I must say, it’s pretty great to have a quality horror television show currently running. Looking over the past 5 years or so, I see several things that were promised as the next great horror show, but none have followed through in the way I wanted. True Blood quickly became a pretty good soap opera, but only that. Masters of Horror and Fear Itself were enjoyable, but didn’t last long and were anthologies anyway. The River was just plain terrible, and Supernatural is more of a “badass” action comedy with, well, supernatural elements.
If you wanted good straight up horror you still had to go way back to stuff like The Twilight Zone, Tales From The Crypt, or at least American Gothic and Buffy. Until American Horror Story that is. Oddly enough it started as a pretty good soap opera and then as the first season went on became more overtly horrific, throwing its characters, themes, and premises around with reckless abandon, the only goal being to shock and frighten without regard for the status quo. “How were Ryan Murphy and company doing this?”, many thought. And the answer was that – secretly – it had been a 10 episode miniseries all along, a move I thought was just genius. So now with some of the same cast but all new characters, setting, and tone, we have American Horror Story: Asylum. And I still really like it.
It’s not the best show ever, but I think it’s fun and they’re trying to do things that no one else is on television (I felt the same way about Murphy’s breakout series Nip/Tuck, one of television history’s greatest guilty pleasures). Plus, while the idea of a haunted house in the middle of LA was intriguing, I’m much more excited by a period piece set at an East Coast insane asylum that – only in the first episode mind you – deals with serial killers (Bloody Face!), aliens, evil doctors, sexy nuns, monsters, and more! Plus Sarah Paulson getting dookie chucked at her.
The show is still way over the top (wait for the scene where a nun played by Lily Rabe pulls up her habit while crying and asking Jessica Lange to spank her with a riding crop), but with more experience comes more control, and Murphy seems to have figured out how to capture at least a little bit of lightning in a bottle for each episode. The show looks excellent, and the acting is pretty good (campy certainly, and some can’t hang with the Boston accent). For the most part they’ve chucked the cast members who were either lesser (McDermott!) or out of place (sorry Connie Britton), and replaced them with great choices like James Cromwell, Chloe Sevigny, and – not yet but soon – Ian McShane.

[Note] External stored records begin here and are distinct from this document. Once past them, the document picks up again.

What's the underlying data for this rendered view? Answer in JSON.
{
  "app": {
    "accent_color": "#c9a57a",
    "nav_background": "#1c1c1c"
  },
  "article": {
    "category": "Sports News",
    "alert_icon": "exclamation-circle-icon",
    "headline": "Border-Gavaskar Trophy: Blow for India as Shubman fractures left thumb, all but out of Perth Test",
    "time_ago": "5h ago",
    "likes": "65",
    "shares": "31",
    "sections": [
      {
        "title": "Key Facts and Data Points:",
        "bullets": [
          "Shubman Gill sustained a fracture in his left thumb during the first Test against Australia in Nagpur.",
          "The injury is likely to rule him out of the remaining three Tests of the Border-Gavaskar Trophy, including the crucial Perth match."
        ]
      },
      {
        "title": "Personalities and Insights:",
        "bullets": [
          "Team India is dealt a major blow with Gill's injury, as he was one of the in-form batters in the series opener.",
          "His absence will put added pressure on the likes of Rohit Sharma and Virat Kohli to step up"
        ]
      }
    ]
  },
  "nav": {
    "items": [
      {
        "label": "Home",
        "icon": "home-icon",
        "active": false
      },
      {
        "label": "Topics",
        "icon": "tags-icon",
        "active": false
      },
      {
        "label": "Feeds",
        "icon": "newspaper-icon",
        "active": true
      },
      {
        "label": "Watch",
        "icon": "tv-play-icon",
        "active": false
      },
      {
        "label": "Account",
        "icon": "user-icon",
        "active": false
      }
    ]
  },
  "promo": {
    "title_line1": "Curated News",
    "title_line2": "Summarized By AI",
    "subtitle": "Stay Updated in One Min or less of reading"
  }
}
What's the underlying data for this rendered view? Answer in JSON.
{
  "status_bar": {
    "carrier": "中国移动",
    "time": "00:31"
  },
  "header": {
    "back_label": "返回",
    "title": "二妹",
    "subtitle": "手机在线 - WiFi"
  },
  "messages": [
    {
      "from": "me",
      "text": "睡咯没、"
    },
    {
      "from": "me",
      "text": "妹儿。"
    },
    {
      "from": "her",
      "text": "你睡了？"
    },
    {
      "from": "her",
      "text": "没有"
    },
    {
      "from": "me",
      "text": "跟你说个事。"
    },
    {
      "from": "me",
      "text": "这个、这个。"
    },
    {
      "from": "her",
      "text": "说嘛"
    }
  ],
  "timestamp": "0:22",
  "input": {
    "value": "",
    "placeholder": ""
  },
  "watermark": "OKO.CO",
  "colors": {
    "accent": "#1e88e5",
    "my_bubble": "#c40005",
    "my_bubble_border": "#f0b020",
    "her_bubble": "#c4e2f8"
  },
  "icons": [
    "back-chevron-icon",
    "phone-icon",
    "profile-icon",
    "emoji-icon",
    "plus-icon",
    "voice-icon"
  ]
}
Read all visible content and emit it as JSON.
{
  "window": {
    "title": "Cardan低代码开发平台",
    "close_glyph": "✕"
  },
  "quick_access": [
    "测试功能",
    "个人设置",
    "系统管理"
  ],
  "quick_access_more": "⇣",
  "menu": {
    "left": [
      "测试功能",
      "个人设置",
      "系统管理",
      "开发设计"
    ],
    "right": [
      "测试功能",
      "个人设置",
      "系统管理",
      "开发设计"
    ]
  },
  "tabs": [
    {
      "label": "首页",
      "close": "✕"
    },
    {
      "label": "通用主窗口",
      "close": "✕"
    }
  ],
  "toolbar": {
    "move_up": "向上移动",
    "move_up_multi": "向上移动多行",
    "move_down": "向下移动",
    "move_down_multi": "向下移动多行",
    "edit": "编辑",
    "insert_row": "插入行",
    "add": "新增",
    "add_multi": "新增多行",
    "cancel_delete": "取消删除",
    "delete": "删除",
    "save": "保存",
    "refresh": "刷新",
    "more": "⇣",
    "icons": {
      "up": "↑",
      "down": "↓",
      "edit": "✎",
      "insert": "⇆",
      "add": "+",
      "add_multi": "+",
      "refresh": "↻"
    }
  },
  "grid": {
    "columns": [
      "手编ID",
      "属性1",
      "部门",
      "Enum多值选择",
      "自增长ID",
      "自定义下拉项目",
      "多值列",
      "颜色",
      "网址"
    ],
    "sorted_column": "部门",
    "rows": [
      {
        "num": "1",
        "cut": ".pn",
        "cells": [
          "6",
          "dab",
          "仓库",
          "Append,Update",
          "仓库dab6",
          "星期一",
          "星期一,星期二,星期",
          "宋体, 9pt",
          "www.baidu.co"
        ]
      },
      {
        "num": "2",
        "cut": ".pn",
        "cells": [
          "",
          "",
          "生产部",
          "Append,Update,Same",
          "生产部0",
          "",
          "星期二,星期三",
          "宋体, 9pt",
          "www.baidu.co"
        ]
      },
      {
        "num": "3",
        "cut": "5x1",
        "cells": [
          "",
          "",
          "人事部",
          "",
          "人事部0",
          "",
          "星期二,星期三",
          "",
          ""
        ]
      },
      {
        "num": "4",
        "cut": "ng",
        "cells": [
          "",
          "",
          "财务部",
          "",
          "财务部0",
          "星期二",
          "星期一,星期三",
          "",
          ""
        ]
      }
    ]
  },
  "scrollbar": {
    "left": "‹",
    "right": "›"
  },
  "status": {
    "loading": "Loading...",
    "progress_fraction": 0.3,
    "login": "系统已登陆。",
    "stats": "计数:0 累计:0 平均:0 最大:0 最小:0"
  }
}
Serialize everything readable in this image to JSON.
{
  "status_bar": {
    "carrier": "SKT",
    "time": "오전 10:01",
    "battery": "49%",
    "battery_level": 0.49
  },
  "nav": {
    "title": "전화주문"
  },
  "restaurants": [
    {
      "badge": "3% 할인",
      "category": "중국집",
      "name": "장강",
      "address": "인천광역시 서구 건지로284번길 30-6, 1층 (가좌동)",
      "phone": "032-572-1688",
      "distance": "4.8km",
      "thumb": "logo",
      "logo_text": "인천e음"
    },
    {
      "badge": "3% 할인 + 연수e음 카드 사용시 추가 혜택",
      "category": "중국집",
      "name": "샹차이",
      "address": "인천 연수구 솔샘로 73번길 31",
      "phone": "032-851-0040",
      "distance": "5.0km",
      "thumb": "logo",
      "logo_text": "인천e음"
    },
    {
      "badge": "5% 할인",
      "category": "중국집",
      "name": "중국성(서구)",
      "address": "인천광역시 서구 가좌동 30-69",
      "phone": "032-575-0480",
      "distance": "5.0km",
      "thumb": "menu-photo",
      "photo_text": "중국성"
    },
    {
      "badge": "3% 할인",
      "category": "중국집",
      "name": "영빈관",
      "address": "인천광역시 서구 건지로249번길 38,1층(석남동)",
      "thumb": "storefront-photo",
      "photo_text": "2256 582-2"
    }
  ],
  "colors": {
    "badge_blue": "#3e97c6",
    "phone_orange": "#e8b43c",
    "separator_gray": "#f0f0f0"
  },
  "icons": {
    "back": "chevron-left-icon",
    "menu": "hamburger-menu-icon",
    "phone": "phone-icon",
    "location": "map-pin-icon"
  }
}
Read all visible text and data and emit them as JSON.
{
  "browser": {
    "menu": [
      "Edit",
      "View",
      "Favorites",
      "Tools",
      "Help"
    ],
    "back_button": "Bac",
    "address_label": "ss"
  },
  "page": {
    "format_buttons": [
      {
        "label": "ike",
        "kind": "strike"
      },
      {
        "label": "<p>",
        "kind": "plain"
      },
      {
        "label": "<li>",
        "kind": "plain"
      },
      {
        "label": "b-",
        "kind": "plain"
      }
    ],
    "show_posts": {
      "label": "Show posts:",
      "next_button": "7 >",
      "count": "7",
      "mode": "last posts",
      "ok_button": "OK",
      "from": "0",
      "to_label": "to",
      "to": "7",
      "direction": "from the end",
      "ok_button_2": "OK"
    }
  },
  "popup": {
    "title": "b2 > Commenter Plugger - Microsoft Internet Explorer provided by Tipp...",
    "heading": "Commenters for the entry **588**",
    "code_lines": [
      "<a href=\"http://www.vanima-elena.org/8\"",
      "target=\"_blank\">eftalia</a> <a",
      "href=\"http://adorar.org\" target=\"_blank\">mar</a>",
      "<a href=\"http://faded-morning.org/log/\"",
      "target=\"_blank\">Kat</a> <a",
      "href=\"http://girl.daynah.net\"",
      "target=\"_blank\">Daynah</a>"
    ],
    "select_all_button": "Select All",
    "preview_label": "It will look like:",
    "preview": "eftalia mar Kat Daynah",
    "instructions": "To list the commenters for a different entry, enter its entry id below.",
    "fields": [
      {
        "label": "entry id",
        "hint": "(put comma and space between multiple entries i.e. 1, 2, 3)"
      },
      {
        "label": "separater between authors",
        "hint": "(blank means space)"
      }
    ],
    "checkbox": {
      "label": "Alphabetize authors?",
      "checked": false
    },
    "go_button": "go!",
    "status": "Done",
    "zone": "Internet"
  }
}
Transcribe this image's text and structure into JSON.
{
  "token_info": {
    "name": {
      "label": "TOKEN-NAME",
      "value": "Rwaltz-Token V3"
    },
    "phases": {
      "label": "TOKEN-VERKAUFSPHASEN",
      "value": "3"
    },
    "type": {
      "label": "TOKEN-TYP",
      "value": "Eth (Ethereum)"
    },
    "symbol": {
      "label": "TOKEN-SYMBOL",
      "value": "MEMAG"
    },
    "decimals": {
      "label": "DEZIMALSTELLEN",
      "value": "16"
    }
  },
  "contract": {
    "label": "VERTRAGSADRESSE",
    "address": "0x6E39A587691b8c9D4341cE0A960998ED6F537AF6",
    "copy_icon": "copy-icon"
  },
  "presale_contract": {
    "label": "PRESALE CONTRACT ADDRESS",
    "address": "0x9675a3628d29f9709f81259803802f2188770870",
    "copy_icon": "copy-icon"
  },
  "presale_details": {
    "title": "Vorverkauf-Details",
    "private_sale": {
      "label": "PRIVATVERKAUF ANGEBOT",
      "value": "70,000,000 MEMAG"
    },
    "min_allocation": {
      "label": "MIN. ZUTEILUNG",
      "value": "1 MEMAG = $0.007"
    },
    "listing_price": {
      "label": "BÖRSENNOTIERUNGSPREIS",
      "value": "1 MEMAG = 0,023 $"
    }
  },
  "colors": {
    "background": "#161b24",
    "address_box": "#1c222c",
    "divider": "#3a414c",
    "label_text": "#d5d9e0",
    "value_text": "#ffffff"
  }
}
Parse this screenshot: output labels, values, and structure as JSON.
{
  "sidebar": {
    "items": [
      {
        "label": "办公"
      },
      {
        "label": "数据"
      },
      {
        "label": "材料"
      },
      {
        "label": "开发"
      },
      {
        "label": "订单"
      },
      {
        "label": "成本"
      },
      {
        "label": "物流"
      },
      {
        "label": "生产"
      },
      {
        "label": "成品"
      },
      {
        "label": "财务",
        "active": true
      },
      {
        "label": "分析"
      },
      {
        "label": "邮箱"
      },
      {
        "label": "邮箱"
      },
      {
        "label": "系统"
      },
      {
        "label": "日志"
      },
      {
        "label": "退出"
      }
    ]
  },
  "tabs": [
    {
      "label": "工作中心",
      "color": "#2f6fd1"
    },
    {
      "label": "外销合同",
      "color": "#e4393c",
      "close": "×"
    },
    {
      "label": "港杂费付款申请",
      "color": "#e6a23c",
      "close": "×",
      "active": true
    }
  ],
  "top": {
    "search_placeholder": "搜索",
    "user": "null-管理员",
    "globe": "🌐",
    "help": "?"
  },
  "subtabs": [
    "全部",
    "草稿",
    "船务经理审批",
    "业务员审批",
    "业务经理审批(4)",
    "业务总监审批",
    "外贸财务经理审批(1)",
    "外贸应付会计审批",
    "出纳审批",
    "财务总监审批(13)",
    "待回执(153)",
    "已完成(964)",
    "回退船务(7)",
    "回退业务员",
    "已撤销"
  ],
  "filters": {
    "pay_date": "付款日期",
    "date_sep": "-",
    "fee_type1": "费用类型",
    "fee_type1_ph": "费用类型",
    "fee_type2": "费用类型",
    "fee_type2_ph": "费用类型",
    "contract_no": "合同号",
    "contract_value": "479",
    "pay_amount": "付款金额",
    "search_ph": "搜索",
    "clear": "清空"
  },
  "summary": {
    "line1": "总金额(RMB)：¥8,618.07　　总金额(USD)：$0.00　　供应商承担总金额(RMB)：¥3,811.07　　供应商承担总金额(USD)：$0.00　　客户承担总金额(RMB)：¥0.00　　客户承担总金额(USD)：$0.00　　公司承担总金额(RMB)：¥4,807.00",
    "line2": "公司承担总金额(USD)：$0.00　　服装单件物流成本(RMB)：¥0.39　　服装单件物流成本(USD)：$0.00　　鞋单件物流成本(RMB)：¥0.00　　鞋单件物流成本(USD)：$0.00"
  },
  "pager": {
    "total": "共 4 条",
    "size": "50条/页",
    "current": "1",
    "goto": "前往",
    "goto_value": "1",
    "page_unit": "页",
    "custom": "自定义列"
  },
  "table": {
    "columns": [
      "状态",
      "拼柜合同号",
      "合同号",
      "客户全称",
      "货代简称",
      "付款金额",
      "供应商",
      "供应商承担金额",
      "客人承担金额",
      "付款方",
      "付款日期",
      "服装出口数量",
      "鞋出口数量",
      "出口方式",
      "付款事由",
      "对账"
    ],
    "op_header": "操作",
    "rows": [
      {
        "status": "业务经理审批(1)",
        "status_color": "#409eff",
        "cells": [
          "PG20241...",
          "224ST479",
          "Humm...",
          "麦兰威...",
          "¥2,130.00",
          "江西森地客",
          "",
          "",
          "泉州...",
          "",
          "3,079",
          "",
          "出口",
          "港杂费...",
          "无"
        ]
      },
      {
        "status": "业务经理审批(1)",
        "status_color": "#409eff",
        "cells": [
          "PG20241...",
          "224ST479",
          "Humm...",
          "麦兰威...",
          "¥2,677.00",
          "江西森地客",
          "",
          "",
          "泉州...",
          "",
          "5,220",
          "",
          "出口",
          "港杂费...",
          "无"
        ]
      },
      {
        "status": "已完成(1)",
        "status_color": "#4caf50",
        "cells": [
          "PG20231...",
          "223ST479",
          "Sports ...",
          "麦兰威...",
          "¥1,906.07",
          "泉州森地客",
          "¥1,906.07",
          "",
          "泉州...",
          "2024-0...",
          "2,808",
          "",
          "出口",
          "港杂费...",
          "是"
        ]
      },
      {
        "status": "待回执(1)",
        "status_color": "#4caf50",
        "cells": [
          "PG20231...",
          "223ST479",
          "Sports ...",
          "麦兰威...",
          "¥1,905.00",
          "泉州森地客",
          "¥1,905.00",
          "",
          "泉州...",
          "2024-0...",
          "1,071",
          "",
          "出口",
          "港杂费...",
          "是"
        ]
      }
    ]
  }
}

There are a lot of plot threads thrown up in the air here – Lange’s head nun wrestling with her emergent sexuality while facing off with the Nazi-vibing cromwell, Paulson’s chippy reporter looking for a good story and getting more than she bargained for, Evan Peters (Tate from season 1) maybe being a serial killer and definitely getting probed, Lily Rabe feeding monsters who live in the woods, and even a present day bit starring Adam Levine and Channing Tatum’s wife as erotic explorers (not a typo).
I wouldn’t want anything less. My only hope is that it can keep up the manic energy and ability to go gleefully (hey!) over the top without making it so ridiculous that you feel like you’re just watching colors flit across the screen. I think they can pull it off.- Whole Milk